━━━━━ Supplied data ━━━━━

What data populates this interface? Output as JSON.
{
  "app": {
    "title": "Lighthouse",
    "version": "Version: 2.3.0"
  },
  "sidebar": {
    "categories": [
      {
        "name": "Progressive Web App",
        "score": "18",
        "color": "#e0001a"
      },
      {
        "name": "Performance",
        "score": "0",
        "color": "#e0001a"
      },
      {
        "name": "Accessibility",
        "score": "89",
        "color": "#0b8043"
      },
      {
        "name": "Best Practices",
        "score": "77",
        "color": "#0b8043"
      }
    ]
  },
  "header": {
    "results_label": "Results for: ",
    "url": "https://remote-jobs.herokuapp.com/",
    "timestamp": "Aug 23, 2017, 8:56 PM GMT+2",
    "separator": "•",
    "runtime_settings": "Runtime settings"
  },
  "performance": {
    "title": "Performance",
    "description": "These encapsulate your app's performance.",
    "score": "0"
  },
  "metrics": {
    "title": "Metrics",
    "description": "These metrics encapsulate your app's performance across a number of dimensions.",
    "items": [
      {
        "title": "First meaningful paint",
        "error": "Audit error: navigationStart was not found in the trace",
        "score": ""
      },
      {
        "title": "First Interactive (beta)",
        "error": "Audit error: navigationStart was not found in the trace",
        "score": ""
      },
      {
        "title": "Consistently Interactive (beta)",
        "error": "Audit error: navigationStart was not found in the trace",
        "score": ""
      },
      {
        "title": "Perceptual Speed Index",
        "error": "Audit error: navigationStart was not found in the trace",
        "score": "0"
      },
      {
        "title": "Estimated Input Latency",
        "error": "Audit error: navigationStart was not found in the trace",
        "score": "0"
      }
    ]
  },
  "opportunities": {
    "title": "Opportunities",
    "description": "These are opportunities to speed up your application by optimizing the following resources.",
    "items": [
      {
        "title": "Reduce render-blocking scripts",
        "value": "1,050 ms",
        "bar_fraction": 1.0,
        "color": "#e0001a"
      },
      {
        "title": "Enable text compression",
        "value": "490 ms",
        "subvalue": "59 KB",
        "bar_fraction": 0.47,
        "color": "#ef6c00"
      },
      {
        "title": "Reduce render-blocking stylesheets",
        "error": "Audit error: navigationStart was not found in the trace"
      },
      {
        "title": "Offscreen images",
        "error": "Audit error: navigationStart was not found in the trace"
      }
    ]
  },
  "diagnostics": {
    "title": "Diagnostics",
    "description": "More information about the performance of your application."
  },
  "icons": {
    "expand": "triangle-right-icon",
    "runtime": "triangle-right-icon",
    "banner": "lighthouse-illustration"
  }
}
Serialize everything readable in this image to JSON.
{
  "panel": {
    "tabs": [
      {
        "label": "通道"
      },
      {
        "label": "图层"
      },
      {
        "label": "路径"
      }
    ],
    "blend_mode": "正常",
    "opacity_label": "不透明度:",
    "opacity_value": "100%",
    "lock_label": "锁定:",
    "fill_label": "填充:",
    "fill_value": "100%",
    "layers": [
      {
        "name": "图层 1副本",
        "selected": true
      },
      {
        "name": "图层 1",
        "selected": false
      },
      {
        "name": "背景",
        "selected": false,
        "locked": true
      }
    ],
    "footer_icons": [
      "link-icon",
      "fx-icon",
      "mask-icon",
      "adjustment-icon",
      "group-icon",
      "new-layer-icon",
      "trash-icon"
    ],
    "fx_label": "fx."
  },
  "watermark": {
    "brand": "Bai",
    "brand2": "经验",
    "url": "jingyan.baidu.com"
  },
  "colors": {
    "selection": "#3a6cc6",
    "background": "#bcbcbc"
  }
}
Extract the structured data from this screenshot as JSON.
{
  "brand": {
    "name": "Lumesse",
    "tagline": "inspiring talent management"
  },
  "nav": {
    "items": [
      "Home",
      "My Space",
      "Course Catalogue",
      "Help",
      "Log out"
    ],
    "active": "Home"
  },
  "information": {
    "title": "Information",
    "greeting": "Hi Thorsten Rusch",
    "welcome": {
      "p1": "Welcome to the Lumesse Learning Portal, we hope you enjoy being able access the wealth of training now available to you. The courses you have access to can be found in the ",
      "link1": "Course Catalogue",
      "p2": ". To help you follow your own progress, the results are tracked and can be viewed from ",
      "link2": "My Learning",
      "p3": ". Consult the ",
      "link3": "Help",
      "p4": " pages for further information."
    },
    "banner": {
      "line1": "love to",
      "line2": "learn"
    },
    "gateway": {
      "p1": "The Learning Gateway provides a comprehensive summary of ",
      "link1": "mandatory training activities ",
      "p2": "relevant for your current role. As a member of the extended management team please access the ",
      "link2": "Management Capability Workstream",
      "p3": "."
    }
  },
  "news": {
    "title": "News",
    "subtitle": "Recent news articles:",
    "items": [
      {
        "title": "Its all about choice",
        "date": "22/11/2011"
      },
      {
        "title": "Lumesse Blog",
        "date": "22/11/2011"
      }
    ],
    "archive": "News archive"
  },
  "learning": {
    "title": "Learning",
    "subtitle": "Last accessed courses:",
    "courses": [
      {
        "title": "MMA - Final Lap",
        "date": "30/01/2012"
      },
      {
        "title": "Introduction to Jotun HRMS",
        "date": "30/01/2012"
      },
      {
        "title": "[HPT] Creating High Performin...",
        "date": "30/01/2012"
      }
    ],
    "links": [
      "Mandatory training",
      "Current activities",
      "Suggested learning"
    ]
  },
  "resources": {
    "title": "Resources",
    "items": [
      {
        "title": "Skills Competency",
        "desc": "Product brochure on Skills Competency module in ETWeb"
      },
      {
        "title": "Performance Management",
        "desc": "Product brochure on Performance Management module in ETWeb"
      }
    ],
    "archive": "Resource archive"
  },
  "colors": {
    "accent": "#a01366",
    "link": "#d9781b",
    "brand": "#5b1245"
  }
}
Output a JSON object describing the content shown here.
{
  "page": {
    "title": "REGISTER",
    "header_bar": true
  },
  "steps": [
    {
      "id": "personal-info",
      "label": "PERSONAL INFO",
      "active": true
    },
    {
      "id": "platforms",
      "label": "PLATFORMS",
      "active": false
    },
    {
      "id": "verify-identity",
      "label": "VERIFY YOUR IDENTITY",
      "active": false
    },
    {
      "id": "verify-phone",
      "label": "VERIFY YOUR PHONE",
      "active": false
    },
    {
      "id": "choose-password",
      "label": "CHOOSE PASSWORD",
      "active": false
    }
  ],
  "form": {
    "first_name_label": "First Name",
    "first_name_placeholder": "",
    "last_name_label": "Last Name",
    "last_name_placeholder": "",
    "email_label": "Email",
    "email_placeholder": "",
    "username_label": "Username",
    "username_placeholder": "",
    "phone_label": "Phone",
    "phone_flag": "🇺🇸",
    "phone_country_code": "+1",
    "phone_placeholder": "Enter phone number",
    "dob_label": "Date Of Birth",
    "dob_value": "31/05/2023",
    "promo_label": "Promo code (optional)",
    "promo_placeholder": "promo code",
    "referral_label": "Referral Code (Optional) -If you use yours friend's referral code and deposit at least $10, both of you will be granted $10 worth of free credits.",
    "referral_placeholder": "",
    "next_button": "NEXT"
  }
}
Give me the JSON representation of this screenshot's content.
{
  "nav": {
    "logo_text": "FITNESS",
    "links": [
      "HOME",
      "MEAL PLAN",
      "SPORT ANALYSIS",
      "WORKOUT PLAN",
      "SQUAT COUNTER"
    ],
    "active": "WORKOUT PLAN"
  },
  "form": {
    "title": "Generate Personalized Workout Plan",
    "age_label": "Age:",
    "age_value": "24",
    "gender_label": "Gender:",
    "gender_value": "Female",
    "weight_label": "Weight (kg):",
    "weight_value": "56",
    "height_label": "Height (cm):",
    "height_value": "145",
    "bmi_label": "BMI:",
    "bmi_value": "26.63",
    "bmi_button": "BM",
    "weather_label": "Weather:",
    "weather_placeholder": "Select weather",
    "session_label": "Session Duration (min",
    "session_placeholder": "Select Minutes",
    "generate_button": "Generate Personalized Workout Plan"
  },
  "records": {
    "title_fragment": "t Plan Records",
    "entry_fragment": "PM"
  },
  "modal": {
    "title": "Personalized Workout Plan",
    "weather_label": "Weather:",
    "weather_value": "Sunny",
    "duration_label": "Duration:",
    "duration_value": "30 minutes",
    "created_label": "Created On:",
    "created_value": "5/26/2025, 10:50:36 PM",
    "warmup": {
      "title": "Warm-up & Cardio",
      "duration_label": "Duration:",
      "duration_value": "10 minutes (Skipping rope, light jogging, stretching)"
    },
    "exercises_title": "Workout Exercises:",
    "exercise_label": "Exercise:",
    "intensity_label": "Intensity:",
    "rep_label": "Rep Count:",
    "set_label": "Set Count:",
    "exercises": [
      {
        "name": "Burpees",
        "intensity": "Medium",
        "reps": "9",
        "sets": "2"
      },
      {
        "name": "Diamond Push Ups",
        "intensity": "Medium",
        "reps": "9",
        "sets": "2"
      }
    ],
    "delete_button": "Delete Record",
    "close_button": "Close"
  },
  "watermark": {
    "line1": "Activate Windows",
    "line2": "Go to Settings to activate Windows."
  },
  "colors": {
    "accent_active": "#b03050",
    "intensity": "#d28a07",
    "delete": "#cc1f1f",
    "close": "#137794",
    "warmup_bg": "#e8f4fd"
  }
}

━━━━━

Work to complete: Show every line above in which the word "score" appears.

Written solution:
        "score": "18",
        "score": "0",
        "score": "89",
        "score": "77",
    "score": "0"
        "score": ""
        "score": ""
        "score": ""
        "score": "0"
        "score": "0"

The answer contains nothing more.